Fresh hope to stem serious decline of threatened bird

Last modified: 24 April 2014

Male ring ouzel, Cairngorms National Park, Scotland

Male ring ouzel in Cairngorms National Park

Image: Andy Hay

RSPB Scotland scientists have uncovered new evidence that could help to halt the dramatic decline of a rare upland bird.

Scotland’s population of ring ouzels – popularly known as mountain blackbirds - has dropped by 36% since 1999 and these striking birds are vanishing from many of their former haunts in the rocky hillsides and gullies of the highest parts of the country.

As the elusive birds begin to return to breed in the uplands from wintering in the mountains of North Africa, a long-running project in the Cairngorms has shone new light on the mystery of their disappearance and offered fresh hope for giving them a home.

Intensive research at Glen Clunie in Aberdeenshire has suggested that the decline there is likely to have been caused by a drop in the survival of young birds in their first year.

It is thought that the low survival rate could be influenced by a lack of suitable habitat. Ring ouzels are known to forage for invertebrates in short grass and a mix of grass and heather early in the summer, before switching their diet to blaeberry and rowan berries later on. They also need access to deeper vegetation, such as heather, to hide their nests and newly-fledged young.

Scientists now hope that creating suitable habitats at breeding grounds could help to attract the birds with safe nest sites and abundant foraging areas, as well as concealing young birds from predators.

RSPB Scotland scientist Innes Sim has been studying the ring ouzel since 1998.

He said: "The widespread disappearance of this stunning mountain bird is deeply worrying.

“Through our long-term studies in Glen Clunie we have identified that improving first-year survival may be the key to stabilising, and eventually reversing, the population decline.

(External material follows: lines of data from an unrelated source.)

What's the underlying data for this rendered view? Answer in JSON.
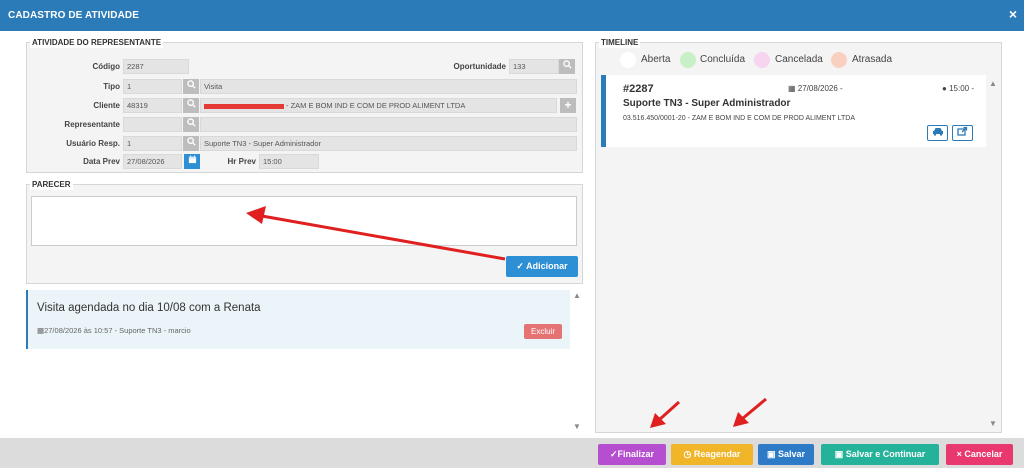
{
  "window": {
    "title": "CADASTRO DE ATIVIDADE",
    "close_icon": "×"
  },
  "atividade": {
    "legend": "ATIVIDADE DO REPRESENTANTE",
    "codigo": {
      "label": "Código",
      "value": "2287"
    },
    "oportunidade": {
      "label": "Oportunidade",
      "value": "133"
    },
    "tipo": {
      "label": "Tipo",
      "code": "1",
      "name": "Visita"
    },
    "cliente": {
      "label": "Cliente",
      "code": "48319",
      "name": "- ZAM E BOM IND E COM DE PROD ALIMENT LTDA"
    },
    "representante": {
      "label": "Representante",
      "code": "",
      "name": ""
    },
    "usuario": {
      "label": "Usuário Resp.",
      "code": "1",
      "name": "Suporte TN3 - Super Administrador"
    },
    "data_prev": {
      "label": "Data Prev",
      "value": "27/08/2026"
    },
    "hr_prev": {
      "label": "Hr Prev",
      "value": "15:00"
    }
  },
  "parecer": {
    "legend": "PARECER",
    "value": "",
    "add_label": "Adicionar"
  },
  "notes": [
    {
      "title": "Visita agendada no dia 10/08 com a Renata",
      "meta": "27/08/2026 às 10:57 - Suporte TN3 - marcio",
      "delete_label": "Excluir"
    }
  ],
  "timeline": {
    "legend": "TIMELINE",
    "legend_items": [
      {
        "label": "Aberta",
        "color": "#ffffff"
      },
      {
        "label": "Concluída",
        "color": "#c8f0c8"
      },
      {
        "label": "Cancelada",
        "color": "#f7d4ef"
      },
      {
        "label": "Atrasada",
        "color": "#f9d0c0"
      }
    ],
    "card": {
      "id": "#2287",
      "date": "27/08/2026 -",
      "time": "15:00 -",
      "user": "Suporte TN3 - Super Administrador",
      "client": "03.516.450/0001-20 - ZAM E BOM IND E COM DE PROD ALIMENT LTDA"
    }
  },
  "actions": {
    "finalizar": "Finalizar",
    "reagendar": "Reagendar",
    "salvar": "Salvar",
    "salvar_continuar": "Salvar e Continuar",
    "cancelar": "Cancelar"
  },
  "colors": {
    "header": "#2b7bb9",
    "finalizar": "#b64fcf",
    "reagendar": "#f1b52a",
    "salvar": "#2d7bc6",
    "salvar_continuar": "#24b39a",
    "cancelar": "#e9386e",
    "annotation_arrow": "#e02020"
  },
  "icons": {
    "search": "search-icon",
    "plus": "plus-icon",
    "calendar": "calendar-icon",
    "clock": "clock-icon",
    "check": "check-icon",
    "car": "car-icon",
    "share": "share-icon",
    "save": "floppy-icon",
    "times": "times-icon"
  }
}
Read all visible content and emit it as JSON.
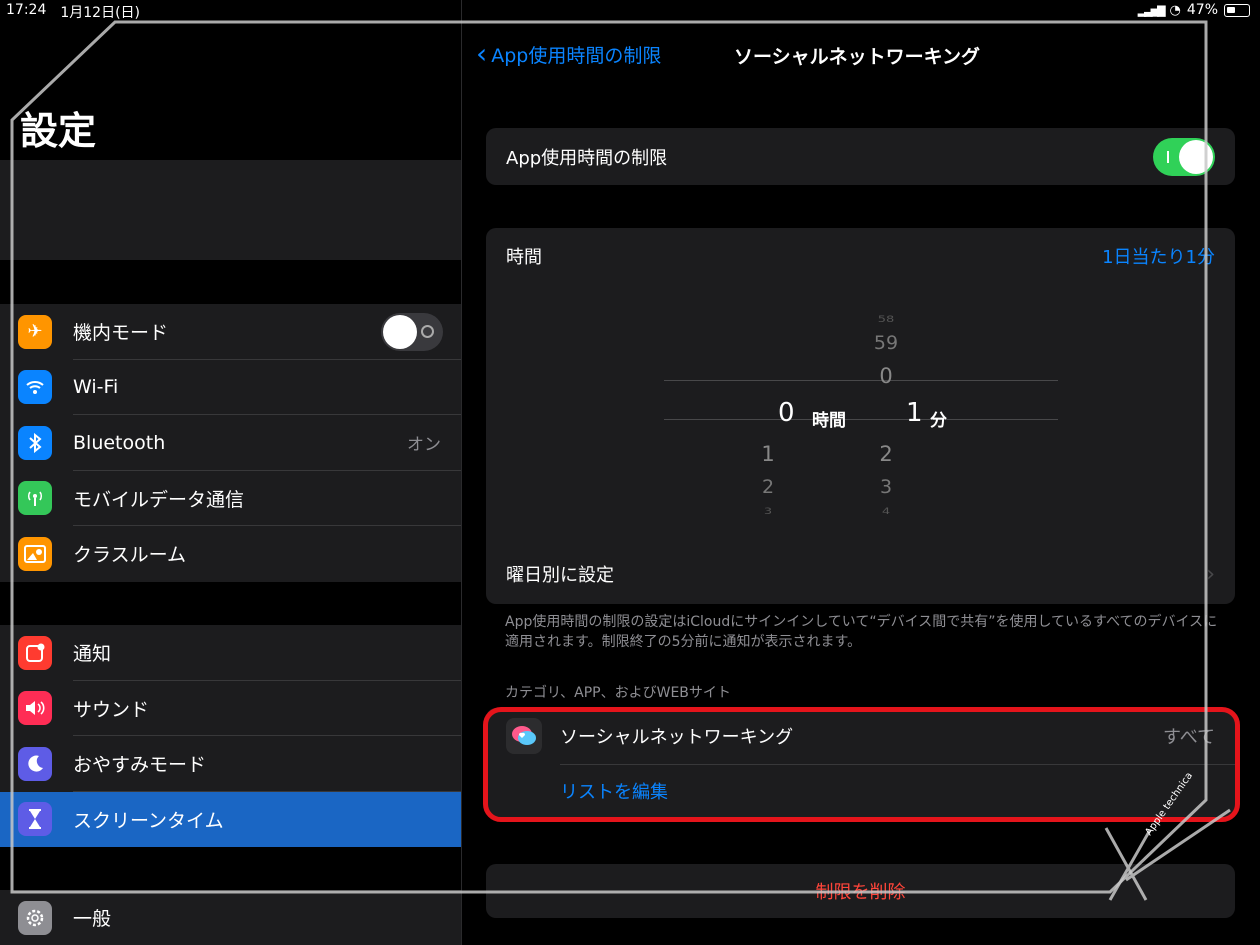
{
  "status": {
    "time": "17:24",
    "date": "1月12日(日)",
    "battery": "47%"
  },
  "sidebar": {
    "title": "設定",
    "group1": [
      {
        "label": "機内モード",
        "icon": "airplane-icon",
        "color": "#ff9500"
      },
      {
        "label": "Wi-Fi",
        "icon": "wifi-icon",
        "color": "#0a84ff"
      },
      {
        "label": "Bluetooth",
        "icon": "bluetooth-icon",
        "color": "#0a84ff",
        "value": "オン"
      },
      {
        "label": "モバイルデータ通信",
        "icon": "antenna-icon",
        "color": "#34c759"
      },
      {
        "label": "クラスルーム",
        "icon": "classroom-icon",
        "color": "#ff9500"
      }
    ],
    "group2": [
      {
        "label": "通知",
        "icon": "notification-icon",
        "color": "#ff3b30"
      },
      {
        "label": "サウンド",
        "icon": "speaker-icon",
        "color": "#ff2d55"
      },
      {
        "label": "おやすみモード",
        "icon": "moon-icon",
        "color": "#5e5ce6"
      },
      {
        "label": "スクリーンタイム",
        "icon": "hourglass-icon",
        "color": "#5e5ce6"
      }
    ],
    "group3": [
      {
        "label": "一般",
        "icon": "gear-icon",
        "color": "#8e8e93"
      }
    ]
  },
  "detail": {
    "back_label": "App使用時間の制限",
    "title": "ソーシャルネットワーキング",
    "limit_label": "App使用時間の制限",
    "time_label": "時間",
    "time_value": "1日当たり1分",
    "picker": {
      "hours_above": [
        "",
        "",
        ""
      ],
      "minutes_above": [
        "58",
        "59",
        "0"
      ],
      "hours_selected": "0",
      "hours_unit": "時間",
      "minutes_selected": "1",
      "minutes_unit": "分",
      "hours_below": [
        "1",
        "2",
        "3"
      ],
      "minutes_below": [
        "2",
        "3",
        "4"
      ]
    },
    "weekday_label": "曜日別に設定",
    "footnote": "App使用時間の制限の設定はiCloudにサインインしていて“デバイス間で共有”を使用しているすべてのデバイスに適用されます。制限終了の5分前に通知が表示されます。",
    "section_header": "カテゴリ、APP、およびWEBサイト",
    "category_label": "ソーシャルネットワーキング",
    "category_value": "すべて",
    "edit_list": "リストを編集",
    "delete_label": "制限を削除"
  },
  "watermark": {
    "text": "Apple technica"
  }
}
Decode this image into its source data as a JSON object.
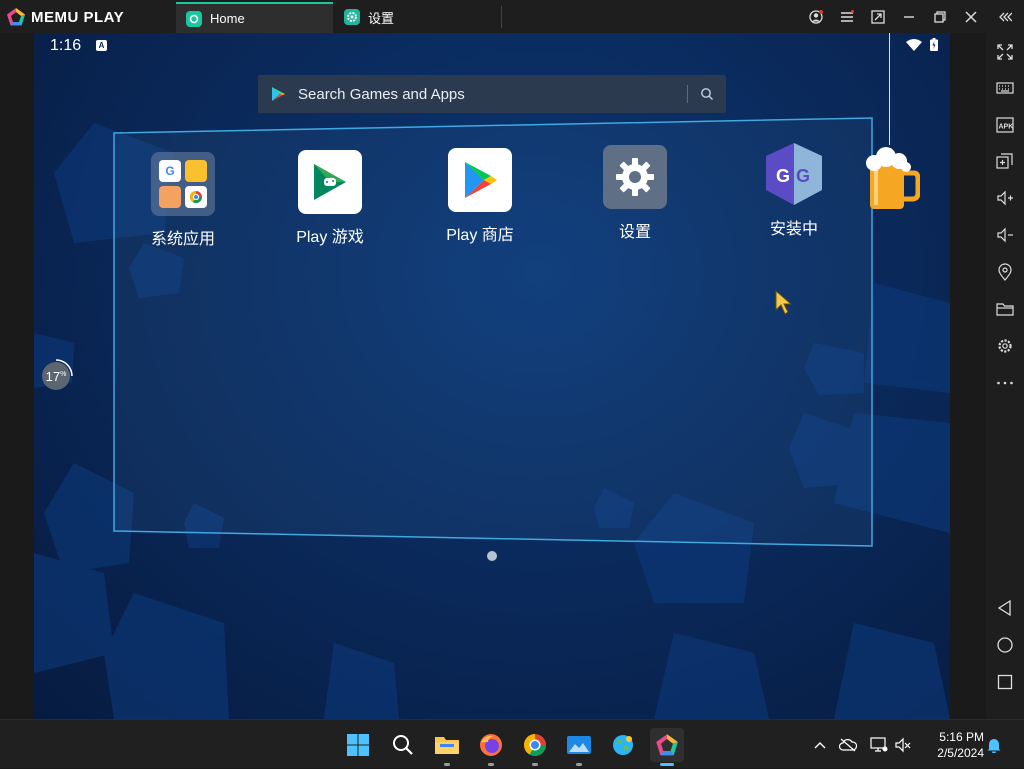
{
  "titlebar": {
    "app_name": "MEMU PLAY",
    "tabs": [
      {
        "label": "Home",
        "active": true
      },
      {
        "label": "设置",
        "active": false
      }
    ]
  },
  "android": {
    "status": {
      "time": "1:16",
      "badge": "A"
    },
    "search": {
      "placeholder": "Search Games and Apps"
    },
    "apps": [
      {
        "label": "系统应用",
        "icon": "system-apps-folder"
      },
      {
        "label": "Play 游戏",
        "icon": "play-games-icon"
      },
      {
        "label": "Play 商店",
        "icon": "play-store-icon"
      },
      {
        "label": "设置",
        "icon": "settings-icon"
      },
      {
        "label": "安装中",
        "icon": "game-guardian-icon"
      }
    ],
    "boost": {
      "value": "17",
      "unit": "%"
    },
    "page_indicator": {
      "pages": 1,
      "current": 1
    }
  },
  "sidebar": {
    "tools": [
      "fullscreen-icon",
      "keyboard-icon",
      "apk-icon",
      "add-window-icon",
      "volume-up-icon",
      "volume-down-icon",
      "location-icon",
      "folder-icon",
      "settings-icon",
      "more-icon",
      "back-icon",
      "home-icon",
      "recents-icon"
    ],
    "apk_label": "APK"
  },
  "taskbar": {
    "apps": [
      "start",
      "search",
      "file-explorer",
      "firefox",
      "chrome",
      "photos",
      "globe-app",
      "memu"
    ],
    "time": "5:16 PM",
    "date": "2/5/2024"
  },
  "colors": {
    "accent": "#19c8a0",
    "desktop_bg": "#0a2a5c",
    "glass_border": "#3fa9e0"
  }
}
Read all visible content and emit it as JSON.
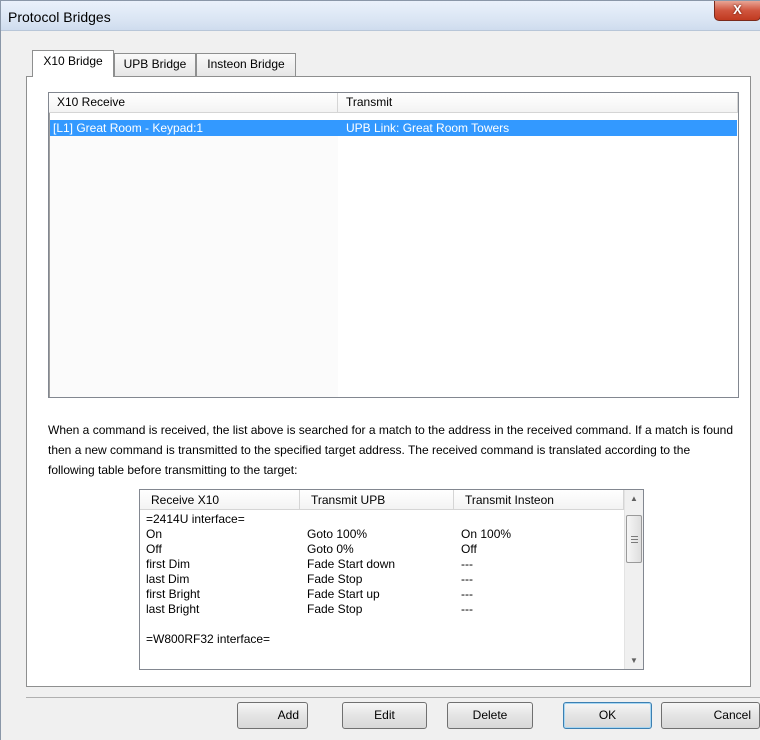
{
  "window": {
    "title": "Protocol Bridges",
    "close_glyph": "X"
  },
  "tabs": [
    {
      "label": "X10 Bridge",
      "active": true
    },
    {
      "label": "UPB Bridge",
      "active": false
    },
    {
      "label": "Insteon Bridge",
      "active": false
    }
  ],
  "bridge_list": {
    "columns": [
      "X10 Receive",
      "Transmit"
    ],
    "rows": [
      {
        "receive": "[L1] Great Room - Keypad:1",
        "transmit": "UPB Link: Great Room Towers",
        "selected": true
      }
    ]
  },
  "description": "When a command is received, the list above is searched for a match to the address in the received command.  If a match is found then a new command is transmitted to the specified target address.  The received command is translated according to the following table before transmitting to the target:",
  "translation_table": {
    "columns": [
      "Receive X10",
      "Transmit UPB",
      "Transmit Insteon"
    ],
    "rows": [
      {
        "c1": "=2414U interface=",
        "c2": "",
        "c3": ""
      },
      {
        "c1": "On",
        "c2": "Goto 100%",
        "c3": "On 100%"
      },
      {
        "c1": "Off",
        "c2": "Goto 0%",
        "c3": "Off"
      },
      {
        "c1": "first Dim",
        "c2": "Fade Start down",
        "c3": "---"
      },
      {
        "c1": "last Dim",
        "c2": "Fade Stop",
        "c3": "---"
      },
      {
        "c1": "first Bright",
        "c2": "Fade Start up",
        "c3": "---"
      },
      {
        "c1": "last Bright",
        "c2": "Fade Stop",
        "c3": "---"
      },
      {
        "c1": "",
        "c2": "",
        "c3": ""
      },
      {
        "c1": "=W800RF32 interface=",
        "c2": "",
        "c3": ""
      }
    ]
  },
  "buttons": {
    "add": "Add",
    "edit": "Edit",
    "delete": "Delete",
    "ok": "OK",
    "cancel": "Cancel"
  },
  "colors": {
    "selection": "#3399ff",
    "close_button": "#c94a2f"
  }
}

“Over the next three years we will be attempting to improve conditions for ring ouzels, by providing the mix of habitats that we have identified as being important for successful breeding and the survival of recently-fledged young."

Scotland is home to two-thirds of the UK population of ring ouzels, which are distinguished by their black plumage and striking white breast band.

The population has probably been dropping for more than a century, and the most recent nation-wide survey shows this decline has continued at an alarming rate.

It found an estimated 3,520 breeding pairs in Scotland in 2012, compared to 5,503 in 1999, when the first national survey of the birds was carried out.

How you can help

Nature in the UK is in trouble and some of our more familiar garden species are amongst those suffering serious declines. We can all help by giving nature a home where we live.

Bird guide

Share this